They are fully customisable! You can choose to have super high hull defence ships to tank in battle, choose to have Dreadnoughts with mega cannons that destroys everything or even have suicidal interceptors with missile launchers that they can only use on turn one of combats.

You can also build orbital stations to help you gather more resources and Monoliths that gives lots of VP for a big amount of resources at the end of the game. But beware, if you build one on a planet and another player conquer that planet and own it at the end of the game, that player will gain the VP! This is an option to gain VP without fighting. High risk, high reward.

Full customisation is really awesome. Every game you can try different strategies.

– The Tech –
The center part is the technology section. This is where you put the technology you research. This can go from better guns to better resources gathering from your planets.

There is three different sort of technology

– Military;
– Grid;
– Nano

They are all focused on something like weaponry, ship upgrades, resource gathering and such.

The cool thing is that the more of the same technology you have, the more VP you get. This is another option to get VP without attacking other players.

– The Colony –

This part is where you manage the resources of your colony and your colony itself.

There is 3 resources in this game

– Orange is Money;
– Pink is Science;
– Brown is Materials

It costs money to be able to feed and use your colony. The more you use it, the more it cost money as said above.

You need to spend Science in order to research Technology.

You need to spend Materials in order to build.

As you can see the cubes (blue) in the image above, the more cubes you remove from the race board and put on the hexes, the more resources it generates each turn. Numbers are going up.

The other part is the action sections and the cylinders are there for that. As I said, the more you ask your colony each turn the more it costs. You can see the number going down from 0 to -30. This is what it’ll cost the player at the end of a turn. At least, you get them back from the action part every turn. But beware, the more planets you own, the more it also cost (obviously) since you need to put a cylinder on each hex you own. The bigger your colony, the bigger the cost!

– Resources Tracking and Combat VP –

All the way around from right  to bottom, there is a counter. This is where you put your resources counter so you can keep track of each of them.

After a combat, you get 1 or more VP token. On them there’s a number. You need to put that token on the left of the resources section face down so other players don’t see it. The more you destroy in a fight the more you will pick from the bag so the better your chance to have a big number on it. You can only take 1 per fight.

This is an Eclipse board after a few turns. Beautiful isn’t it?

–  SO? –

All in all, I like everything (almost) about this game.
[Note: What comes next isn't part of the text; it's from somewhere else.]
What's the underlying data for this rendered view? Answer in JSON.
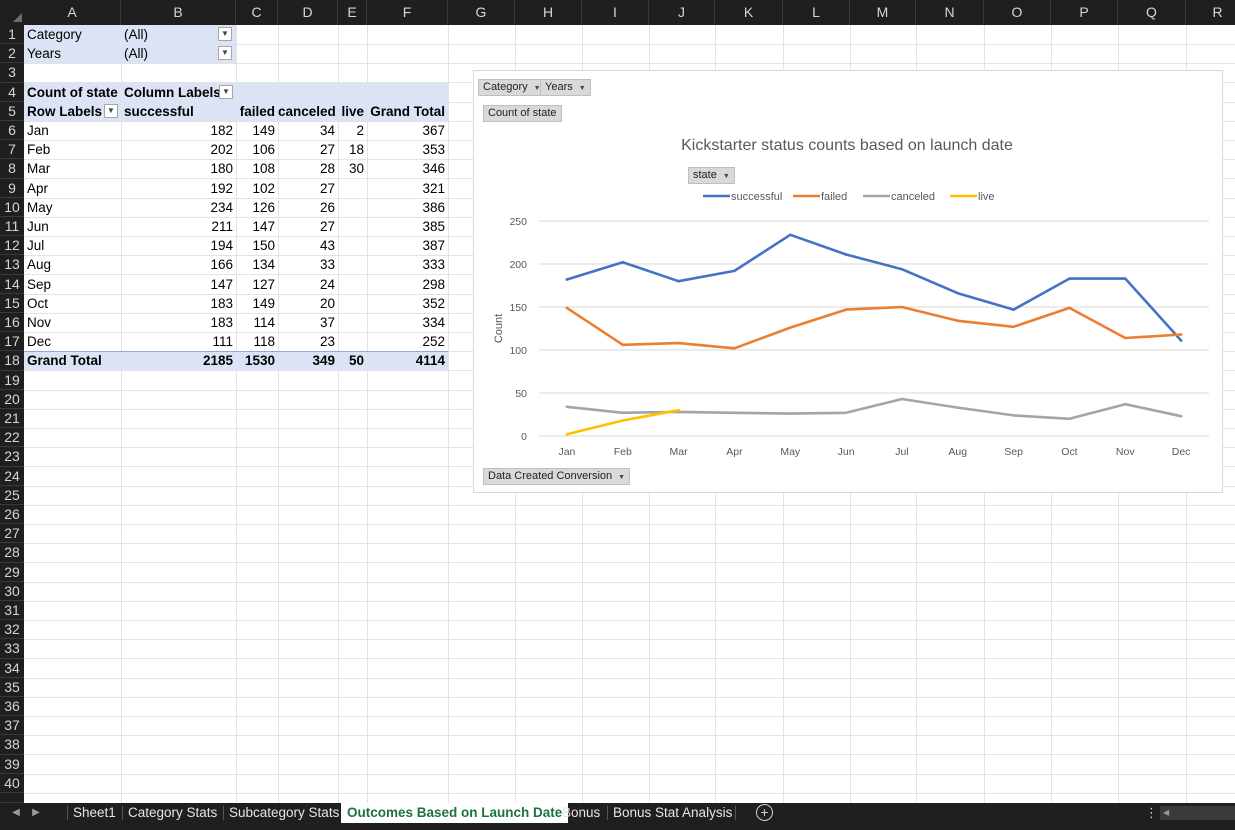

It’s not that complicated to understand if you already have played real board games before. The setup time for that game is pretty short also, which is cool. Games pieces are great and easy to spot when you play.
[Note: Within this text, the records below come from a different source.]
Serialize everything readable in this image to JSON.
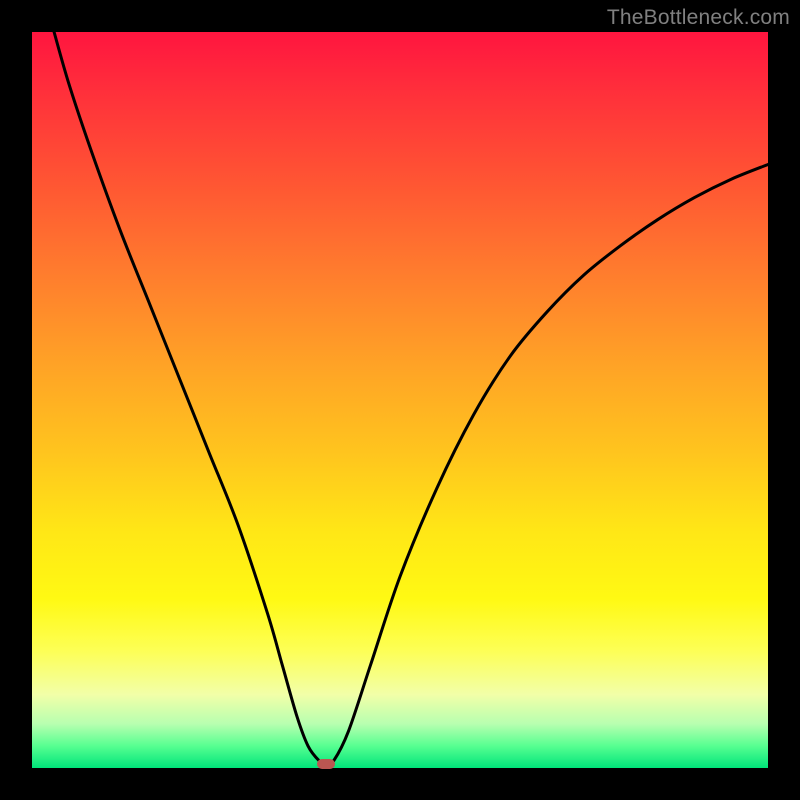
{
  "watermark": "TheBottleneck.com",
  "chart_data": {
    "type": "line",
    "title": "",
    "xlabel": "",
    "ylabel": "",
    "xlim": [
      0,
      100
    ],
    "ylim": [
      0,
      100
    ],
    "grid": false,
    "series": [
      {
        "name": "curve",
        "x": [
          3,
          5,
          8,
          12,
          16,
          20,
          24,
          28,
          32,
          34,
          36,
          37.5,
          39,
          40,
          41,
          43,
          46,
          50,
          55,
          60,
          65,
          70,
          75,
          80,
          85,
          90,
          95,
          100
        ],
        "y": [
          100,
          93,
          84,
          73,
          63,
          53,
          43,
          33,
          21,
          14,
          7,
          3,
          1,
          0.5,
          1,
          5,
          14,
          26,
          38,
          48,
          56,
          62,
          67,
          71,
          74.5,
          77.5,
          80,
          82
        ]
      }
    ],
    "marker": {
      "x": 40,
      "y": 0.5,
      "color": "#bb5651"
    },
    "background_gradient": {
      "stops": [
        {
          "pos": 0.0,
          "color": "#ff153f"
        },
        {
          "pos": 0.2,
          "color": "#ff5433"
        },
        {
          "pos": 0.45,
          "color": "#ffa226"
        },
        {
          "pos": 0.68,
          "color": "#ffe716"
        },
        {
          "pos": 0.9,
          "color": "#f2ffa8"
        },
        {
          "pos": 1.0,
          "color": "#00e47a"
        }
      ]
    }
  }
}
But what I really like is all the resources spending in the game all linked to each other and the fact that there are a few different path you can take to acquire VP and win the game. Also, the ship customisation is really great. After a few games, you can also choose to play alien races instead of the humans to have another way of playing. All races have different starting tech and powers.
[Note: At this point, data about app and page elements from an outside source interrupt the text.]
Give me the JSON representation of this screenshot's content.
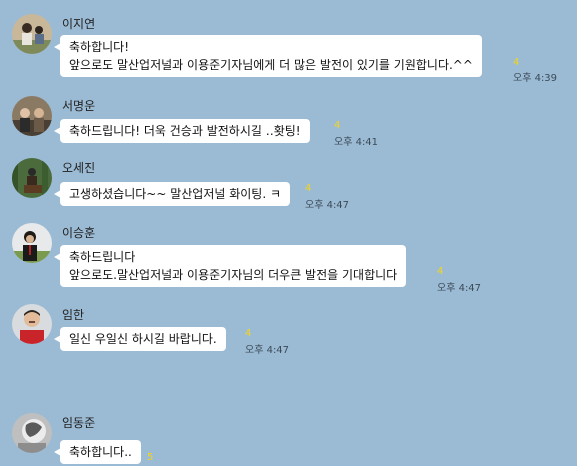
{
  "colors": {
    "chat_background": "#9bbbd4",
    "bubble": "#ffffff",
    "unread_count": "#f3d41c"
  },
  "messages": [
    {
      "sender": "이지연",
      "lines": [
        "축하합니다!",
        "앞으로도 말산업저널과 이용준기자님에게 더 많은 발전이 있기를 기원합니다.^^"
      ],
      "unread": "4",
      "time": "오후 4:39"
    },
    {
      "sender": "서명운",
      "lines": [
        "축하드립니다!  더욱 건승과 발전하시길 ‥홧팅!"
      ],
      "unread": "4",
      "time": "오후 4:41"
    },
    {
      "sender": "오세진",
      "lines": [
        "고생하셨습니다~~ 말산업저널 화이팅. ㅋ"
      ],
      "unread": "4",
      "time": "오후 4:47"
    },
    {
      "sender": "이승훈",
      "lines": [
        "축하드립니다",
        "앞으로도.말산업저널과 이용준기자님의 더우큰 발전을 기대합니다"
      ],
      "unread": "4",
      "time": "오후 4:47"
    },
    {
      "sender": "임한",
      "lines": [
        "일신 우일신 하시길  바랍니다."
      ],
      "unread": "4",
      "time": "오후 4:47"
    },
    {
      "sender": "임동준",
      "lines": [
        "축하합니다.."
      ],
      "unread": "5",
      "time": ""
    }
  ]
}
On a personal side, I hate luck. For me the best games are luckless, 100% strategy, where, if you win, it’s because you are better that the other, nothing else. This game though, as some part of luck. The combats are made with dices. The hexes you draw when you explore are random so are the VP tokens you get after combats. But, you can manipulate luck on some. The more you kill stuff in a fight, the more token you can draw so better chances to get a big number for example. You can also customize your fleet to hit more easily (lower dice number needed).

To any strategy board game fans, if you haven’t played this game, you need to.

Jeff’s rating of Eclipse, 9/10


– Great game mechanics
– Fleet customization
– Lots of way to win
– Cool theme
– Different races

– Lots of choices
– Pretty hardcore
– Takes a lot of place (need a big table)
– Games can be long even if it’s always 9 rounds